What seemed like an easy task has opened a Pandora’s Box. LGBTIQ Ugandans can write the most hilarious, mind boggling true stories.

For me to welcome FARUG staff in my space is a blessing. I will forever be humbled by this. Thank you FARUG. I have tears of joy in my heart.

Body dysmorphic disorder is a mental health condition in which you can’t stop thinking about one or more perceived defects or flaws in your appearance a flaw that appears minor or can’t be seen by others. But you may feel so embarrassed, ashamed and anxious that you may avoid many social situations. This however does not mean that LBQT people have mental health illness because of their sexuality.

Please be empathetic while sharing shocking information because between battling bomb attacks and COVID-19 everyone needs a shoulder to lie on.

Opinion Piece

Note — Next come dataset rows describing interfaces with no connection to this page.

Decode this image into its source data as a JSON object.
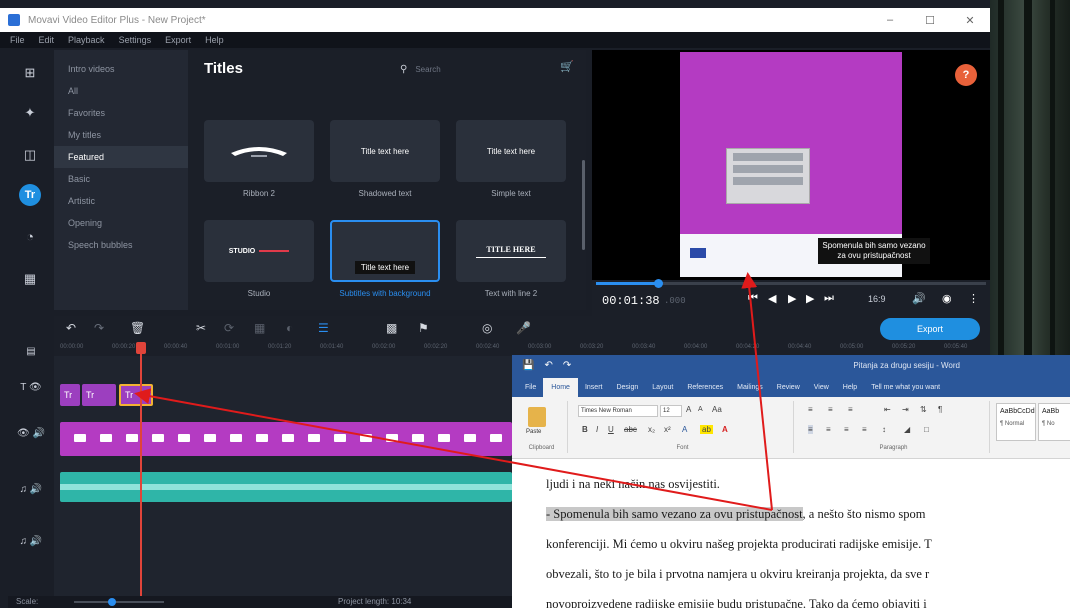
{
  "window": {
    "title": "Movavi Video Editor Plus - New Project*",
    "controls": [
      "–",
      "☐",
      "✕"
    ]
  },
  "menu": [
    "File",
    "Edit",
    "Playback",
    "Settings",
    "Export",
    "Help"
  ],
  "left_tools": [
    "import-icon",
    "magic-icon",
    "filters-icon",
    "titles-icon",
    "transitions-icon",
    "more-tools-icon"
  ],
  "titles_panel": {
    "heading": "Titles",
    "search_placeholder": "Search",
    "categories": [
      "Intro videos",
      "All",
      "Favorites",
      "My titles",
      "Featured",
      "Basic",
      "Artistic",
      "Opening",
      "Speech bubbles"
    ],
    "selected_category": "Featured",
    "tiles": [
      {
        "label": "Ribbon 2",
        "preview": ""
      },
      {
        "label": "Shadowed text",
        "preview": "Title text here"
      },
      {
        "label": "Simple text",
        "preview": "Title text here"
      },
      {
        "label": "Studio",
        "preview": "STUDIO"
      },
      {
        "label": "Subtitles with background",
        "preview": "Title text here"
      },
      {
        "label": "Text with line 2",
        "preview": "TITLE HERE"
      }
    ]
  },
  "preview": {
    "caption": "Spomenula bih samo vezano za ovu pristupačnost",
    "help": "?"
  },
  "playback": {
    "timecode": "00:01:38",
    "timecode_extra": ".000",
    "aspect": "16:9",
    "progress": 0.16
  },
  "timeline": {
    "export_label": "Export",
    "ruler": [
      "00:00:00",
      "00:00:20",
      "00:00:40",
      "00:01:00",
      "00:01:20",
      "00:01:40",
      "00:02:00",
      "00:02:20",
      "00:02:40",
      "00:03:00",
      "00:03:20",
      "00:03:40",
      "00:04:00",
      "00:04:20",
      "00:04:40",
      "00:05:00",
      "00:05:20",
      "00:05:40"
    ],
    "title_clips": [
      "Tr",
      "Tr",
      "Tr"
    ],
    "scale_label": "Scale:",
    "project_length": "Project length: 10:34"
  },
  "word": {
    "title": "Pitanja za drugu sesiju - Word",
    "tabs": [
      "File",
      "Home",
      "Insert",
      "Design",
      "Layout",
      "References",
      "Mailings",
      "Review",
      "View",
      "Help",
      "Tell me what you want"
    ],
    "selected_tab": "Home",
    "font": "Times New Roman",
    "size": "12",
    "groups": [
      "Clipboard",
      "Font",
      "Paragraph"
    ],
    "paste_label": "Paste",
    "styles": [
      {
        "sample": "AaBbCcDd",
        "name": "¶ Normal"
      },
      {
        "sample": "AaBb",
        "name": "¶ No"
      }
    ],
    "doc_lines": [
      "ljudi i na neki način nas osvijestiti.",
      "konferenciji. Mi ćemo u okviru našeg projekta producirati radijske emisije. T",
      "obvezali, što to je bila i prvotna namjera u okviru kreiranja projekta, da sve r",
      "novoproizvedene radijske emisije budu pristupačne. Tako da ćemo objaviti i"
    ],
    "highlight_text": "- Spomenula bih samo vezano za ovu pristupačnost",
    "line2_rest": ", a nešto što nismo spom"
  },
  "colors": {
    "accent": "#1f8fe0",
    "title_clip": "#9c3fbf",
    "video_track": "#b43bc2",
    "audio_track": "#2fb5a8",
    "word_blue": "#2b579a",
    "annotation_red": "#e01b1b"
  }
}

I could go on and on about the ridiculous nature of the Parliament’s position on these sanctions but the people most at risk, LGBT Ugandans happen to be the proverbial grass on which these giant elephants are fighting. While the Speaker and her cronies blame the somehow all-powerful homosexuals and “bum shafters” for every single problem in their lives (they will soon be blamed for the traffic on Kampala’s roads or the speaker having a bad hair day), LGBT Ugandans are still being harassed, doxxed, murdered, arrested and evicted because of the bad law they orchestrated.

One of the primary reasons they offered for their decision is that the law goes against their values. Just as you would not bring pork to a Muslim picnic, you should not anger the people who are lending you money by going against their fundamental values and beliefs. This does not negate your personal convictions; you do not become a Muslim because you honored their ideals and did not bring meat to their picnic. While laws and regulations are a little more complicated than that, violating an institution’s principles and values by criminalizing, imprisoning, and murdering the most marginalized members of the community it seeks to serve is an obvious justification for action.

Legislators do not only have a duty to legislate Law but impliedly, to pass good Law not influenced by biased public opinion but informed by International and Regional standards, most of which Uganda has signed and ratified. The Bill is a direct attack on sexual and gender identity. Article 21 of the 1995 Constitution of the Republic of Uganda as amended guarantees equality and freedom for all from discrimination on the ground of sex, race, colour, ethnic origin, tribe, birth, creed or religion, or social or economic standing, political opinion or disability. ‘Discrimination on the ground of sex’ appends respect for a private life, respect for family and a home.

A 2020 report by Bantwana Initiative of World Education carried out in Uganda on defilement and sexual harassment shows that, “19% of children reported that they had ‘played sex’ with an adult in the past six months. Of the 47% of children that reported receiving a ‘bad touch’ in the past six months, 50% identified a caregiver as the perpetrator, 33% identified a teacher and 17% identified a friend, stranger, or another family member as the perpetrator. Of the 32% of teachers that reported knowing a child that received a bad touch in the past six months, 56% (majority) identified a fellow student as the perpetrator. Where children knew a child that received a bad touch, 34% of children talked with a teacher and 25% talked to a friend.”

As we celebrate InternationaI Women’s day, I dedicate this year to Akina Mama WA Afrika ( AmWa). In the spirit of embracing equity, AmWa generously opened her doors to me, FARUG and the entire LGBT+ Community. FARUG is the AmWa of queer feminist women in Uganda. We shall overcome! I would also love to share […]

Continue praying for LGBTIQ+ Ugandans because the outbreak of another pandemic will only make a dire situation worse!